The Elements of Style

Forthcoming in The Dolphin Handbook (New York: Houghton Mifflin, 1999).
copyright © Mark Turner 1996

Writing is torture for the writer who has not selected a style. A style comes not from surface choices large or small but from a set of answers to basic conceptual questions about truth, presentation, writer, reader, thought, language, and their relationships. Can truth be known? Can language be adequate to presentation? Who is speaking? What is the motive? Is there symmetry between writer and reader? Is the occasion formal or informal? Is writing a presentation of a completed thought, an engine of discovery, a self-replicating organism, a prison, or a fun-house mirror?

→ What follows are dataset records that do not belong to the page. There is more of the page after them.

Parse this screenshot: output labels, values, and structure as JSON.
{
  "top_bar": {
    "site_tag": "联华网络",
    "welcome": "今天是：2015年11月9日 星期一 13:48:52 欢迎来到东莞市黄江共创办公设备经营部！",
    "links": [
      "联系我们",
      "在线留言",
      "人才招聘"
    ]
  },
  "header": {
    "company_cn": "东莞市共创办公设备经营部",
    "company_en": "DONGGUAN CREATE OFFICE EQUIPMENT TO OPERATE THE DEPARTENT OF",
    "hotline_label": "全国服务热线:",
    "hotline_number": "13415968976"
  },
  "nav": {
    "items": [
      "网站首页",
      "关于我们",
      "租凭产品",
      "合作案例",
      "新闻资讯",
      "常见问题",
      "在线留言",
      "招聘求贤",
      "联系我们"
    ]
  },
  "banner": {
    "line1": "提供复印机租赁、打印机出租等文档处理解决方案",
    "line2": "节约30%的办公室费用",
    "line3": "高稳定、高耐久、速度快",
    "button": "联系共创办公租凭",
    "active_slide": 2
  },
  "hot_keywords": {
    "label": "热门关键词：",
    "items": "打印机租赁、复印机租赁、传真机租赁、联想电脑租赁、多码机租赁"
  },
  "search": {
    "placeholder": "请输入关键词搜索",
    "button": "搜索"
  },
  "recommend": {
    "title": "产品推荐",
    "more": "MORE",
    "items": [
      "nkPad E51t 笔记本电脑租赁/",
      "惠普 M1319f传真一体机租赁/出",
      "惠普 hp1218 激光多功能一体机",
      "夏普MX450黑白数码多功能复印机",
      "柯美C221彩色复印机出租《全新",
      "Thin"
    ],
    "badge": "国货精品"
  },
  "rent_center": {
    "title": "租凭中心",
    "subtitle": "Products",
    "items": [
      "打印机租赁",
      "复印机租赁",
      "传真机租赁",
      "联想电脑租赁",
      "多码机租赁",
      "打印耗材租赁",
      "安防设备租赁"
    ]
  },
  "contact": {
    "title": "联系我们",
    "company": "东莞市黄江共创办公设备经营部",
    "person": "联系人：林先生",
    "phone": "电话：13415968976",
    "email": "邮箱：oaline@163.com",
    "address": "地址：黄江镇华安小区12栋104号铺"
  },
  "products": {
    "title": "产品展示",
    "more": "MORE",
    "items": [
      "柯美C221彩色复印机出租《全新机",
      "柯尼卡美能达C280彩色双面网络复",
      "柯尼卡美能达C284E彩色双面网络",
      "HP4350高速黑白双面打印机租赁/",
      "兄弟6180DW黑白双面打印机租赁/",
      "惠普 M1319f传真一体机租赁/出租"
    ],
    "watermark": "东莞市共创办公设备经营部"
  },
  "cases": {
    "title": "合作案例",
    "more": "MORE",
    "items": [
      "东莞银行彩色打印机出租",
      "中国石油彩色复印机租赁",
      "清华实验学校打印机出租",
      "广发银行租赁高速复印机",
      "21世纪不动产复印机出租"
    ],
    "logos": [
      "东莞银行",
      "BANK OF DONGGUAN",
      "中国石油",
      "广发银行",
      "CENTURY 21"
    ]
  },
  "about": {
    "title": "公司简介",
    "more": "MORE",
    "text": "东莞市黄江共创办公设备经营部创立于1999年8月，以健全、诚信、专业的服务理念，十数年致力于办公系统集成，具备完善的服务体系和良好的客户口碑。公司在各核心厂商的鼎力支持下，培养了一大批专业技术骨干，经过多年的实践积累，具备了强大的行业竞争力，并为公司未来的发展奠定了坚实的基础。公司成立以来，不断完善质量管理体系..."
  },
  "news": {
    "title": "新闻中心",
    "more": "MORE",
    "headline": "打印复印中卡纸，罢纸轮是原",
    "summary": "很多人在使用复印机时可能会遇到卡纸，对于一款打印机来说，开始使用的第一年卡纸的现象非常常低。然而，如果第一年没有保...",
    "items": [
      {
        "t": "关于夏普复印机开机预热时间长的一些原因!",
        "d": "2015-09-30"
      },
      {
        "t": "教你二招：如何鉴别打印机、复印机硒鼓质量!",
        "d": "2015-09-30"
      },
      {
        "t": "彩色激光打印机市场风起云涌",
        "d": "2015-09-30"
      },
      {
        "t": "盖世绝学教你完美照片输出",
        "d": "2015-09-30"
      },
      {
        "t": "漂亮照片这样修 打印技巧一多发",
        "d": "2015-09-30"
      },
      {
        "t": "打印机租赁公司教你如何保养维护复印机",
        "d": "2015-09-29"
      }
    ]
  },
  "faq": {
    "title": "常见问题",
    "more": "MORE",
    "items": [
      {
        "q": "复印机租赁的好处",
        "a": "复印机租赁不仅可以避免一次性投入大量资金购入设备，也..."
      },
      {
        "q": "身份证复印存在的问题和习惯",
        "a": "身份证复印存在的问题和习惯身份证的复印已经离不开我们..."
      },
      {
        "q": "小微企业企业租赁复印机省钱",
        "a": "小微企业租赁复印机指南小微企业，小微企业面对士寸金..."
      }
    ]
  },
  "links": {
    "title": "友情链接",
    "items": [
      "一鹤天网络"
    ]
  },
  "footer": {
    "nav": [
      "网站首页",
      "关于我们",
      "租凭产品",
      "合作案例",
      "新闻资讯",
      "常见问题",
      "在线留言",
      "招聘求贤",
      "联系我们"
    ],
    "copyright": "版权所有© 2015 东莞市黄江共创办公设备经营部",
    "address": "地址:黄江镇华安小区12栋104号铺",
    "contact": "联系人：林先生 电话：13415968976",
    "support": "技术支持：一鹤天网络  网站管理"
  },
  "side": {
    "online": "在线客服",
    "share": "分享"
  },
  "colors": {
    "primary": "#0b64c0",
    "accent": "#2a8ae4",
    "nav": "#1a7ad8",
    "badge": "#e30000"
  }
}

Questions like these are the elements of style. A consistent and mature suite of answers to them is a stand on the elements of style, and styles are defined by such stands. There are many styles, some specialized, some general: classic style, practical style, plain style, contemplative style, romantic style. We learn to write by learning a general style. From it, verbal skills and surface mechanical features flow. Writing is an intellectual activity that leads to verbal skills, but the verbal skills themselves do not lead to the activity. The relationship is not symmetric.

The distinction between the stand of the style and the acutal conditions of the writer is all-important. The writer may be nervous, unsure of facts and locutions, motivated by an imposed task, obliged to try to persuade an audience of a proposition he does not have the knowledge or experience to understand, driven to avoid punishment, or afflicted by any of the other conditions typical of the first-year student in a composition course, but he may choose a style in which the writer is competent and assured, the motive is truth, the purpose is presentation, prose is a window, the occasion is informal, and the model scene is conversation between equals. This is a substitution of classic style for an actual scene of mock argument, and it has an illustrious history of success.

What is good in one style may be bad in another. If you start off with a view of style as a list of verbal skills and surface mechanical elements at any level, then you can end up with the “correct” list and present it as constituting style rather than a style. There are many mature and effective styles. Each offers the qualities that follow from its stand on the elements of style. The virtues of classic style, for example, include the clarity and simplicity that come from matching language to thought on the motive of truth. Other styles have other virtues.

Thinking About Writing